Fri, 09 May 1997 17:12:20 -0400
Mike Wilson wrote:
> (I have an interest in this area, but neither experience nor a large
> knowledge base, so grain-of-salt time.)
> How about giving text objects encoding-system and language properties?
> Text manipulation functions should be able to look at the encoding-system
> property and do the right thing without needing a `standard' encoding
> system and without effort by the high-level programmer.
Note that there is a difference between a character set: (a mapping from
character numbers to names/glyphs) and a character ENCODING. The UTF 8
encoding is very efficient for ASCII text, but still uses the Unicode
character SET. So space efficiency is not really an argument against
See also: draft-ietf-html-charset-harmful-00.txt
> What about linguists who deal with languages not covered by unicode,
> i.e. ancient japanese, ancient egyptian, Klingon, etc.
> They'll need to use non-standard unicode, which counts to me
> as a unique encoding system.
There are private character locations allocated for non-standard uses.

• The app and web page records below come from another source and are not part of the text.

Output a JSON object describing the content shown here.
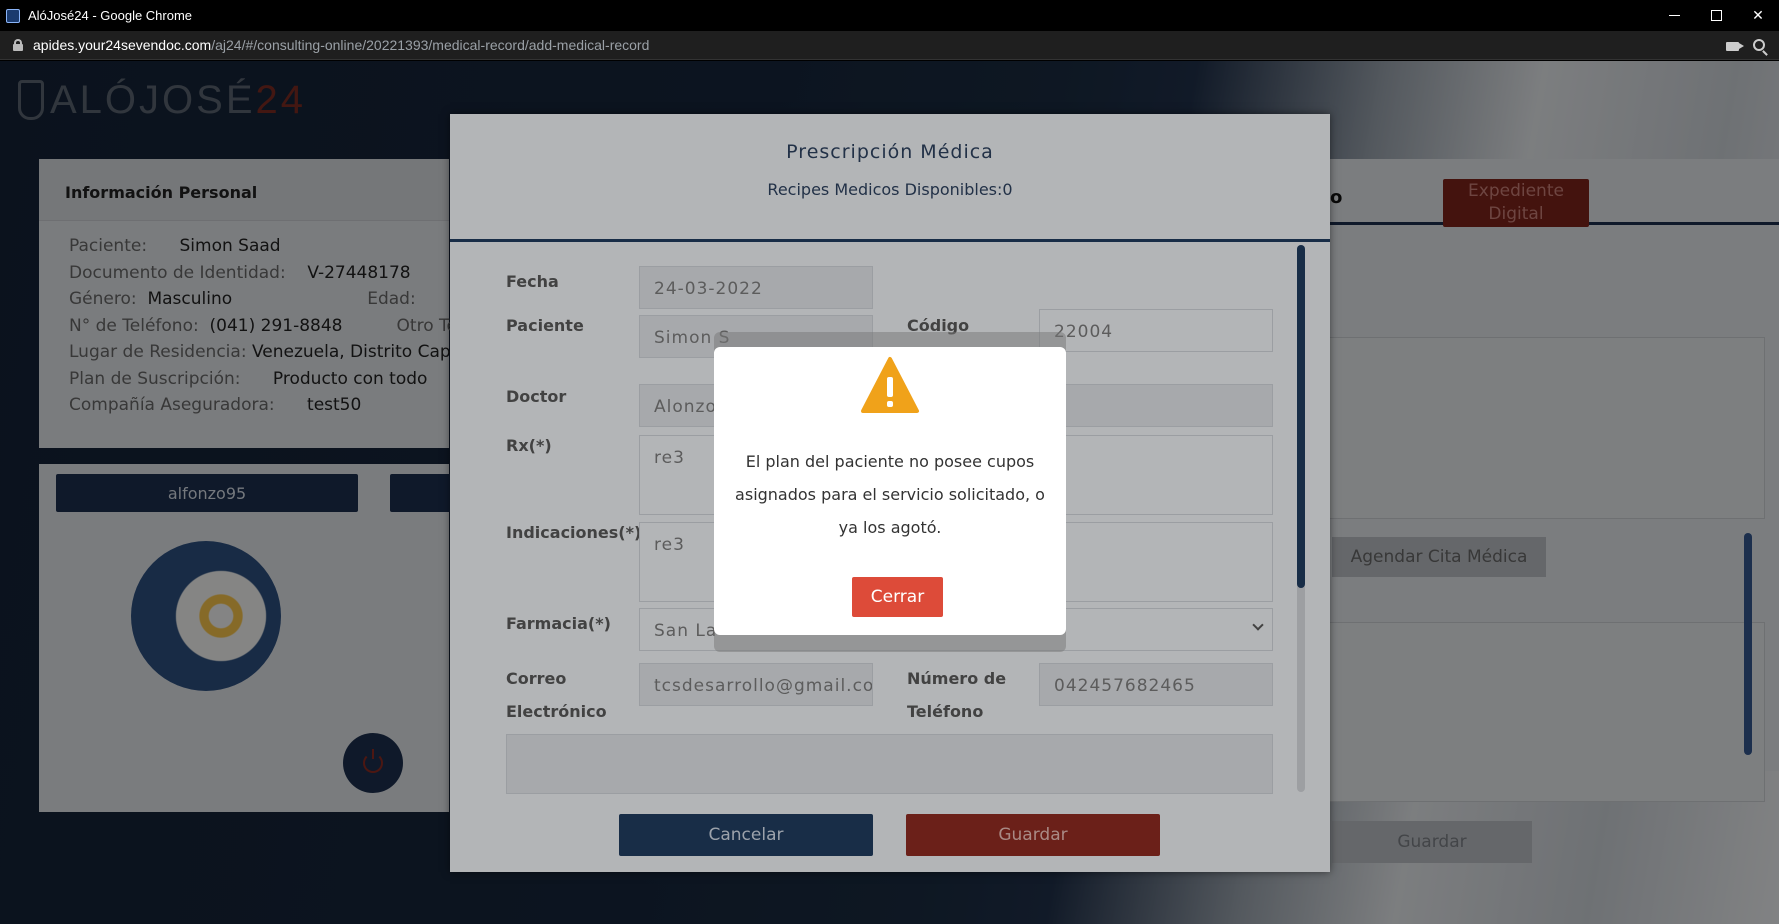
{
  "browser": {
    "title": "AlóJosé24 - Google Chrome",
    "url_host": "apides.your24sevendoc.com",
    "url_path": "/aj24/#/consulting-online/20221393/medical-record/add-medical-record",
    "minimize": "–",
    "close": "✕"
  },
  "logo": {
    "text": "ALÓJOSÉ",
    "number": "24"
  },
  "patient_card": {
    "heading": "Información Personal",
    "rows": [
      {
        "label": "Paciente",
        "value": "Simon Saad"
      },
      {
        "label": "Documento de Identidad",
        "value": "V-27448178"
      },
      {
        "label": "Género",
        "value": "Masculino",
        "label2": "Edad"
      },
      {
        "label": "N° de Teléfono",
        "value": "(041) 291-8848",
        "label2": "Otro Te"
      },
      {
        "label": "Lugar de Residencia",
        "value": "Venezuela, Distrito Cap"
      },
      {
        "label": "Plan de Suscripción",
        "value": "Producto con todo"
      },
      {
        "label": "Compañía Aseguradora",
        "value": "test50"
      }
    ]
  },
  "doctor_card": {
    "tab1": "alfonzo95"
  },
  "right_panel": {
    "heading_fragment": "o",
    "expediente_button": "Expediente Digital",
    "agendar_button": "Agendar Cita Médica",
    "guardar_button": "Guardar"
  },
  "prescription_modal": {
    "title": "Prescripción Médica",
    "subtitle": "Recipes Medicos Disponibles:0",
    "labels": {
      "fecha": "Fecha",
      "paciente": "Paciente",
      "codigo": "Código",
      "doctor": "Doctor",
      "rx": "Rx(*)",
      "indicaciones": "Indicaciones(*)",
      "farmacia": "Farmacia(*)",
      "correo_1": "Correo",
      "correo_2": "Electrónico",
      "telefono_1": "Número de",
      "telefono_2": "Teléfono"
    },
    "values": {
      "fecha": "24-03-2022",
      "paciente": "Simon S",
      "codigo": "22004",
      "doctor": "Alonzo",
      "rx": "re3",
      "indicaciones": "re3",
      "farmacia": "San La",
      "correo": "tcsdesarrollo@gmail.com",
      "telefono": "042457682465"
    },
    "cancel_button": "Cancelar",
    "save_button": "Guardar"
  },
  "alert": {
    "message": "El plan del paciente no posee cupos asignados para el servicio solicitado, o ya los agotó.",
    "button": "Cerrar",
    "icon_color": "#f0a21a"
  }
}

But I can see your point that an extended Unicode cannot be reliably
transmitted without additional information.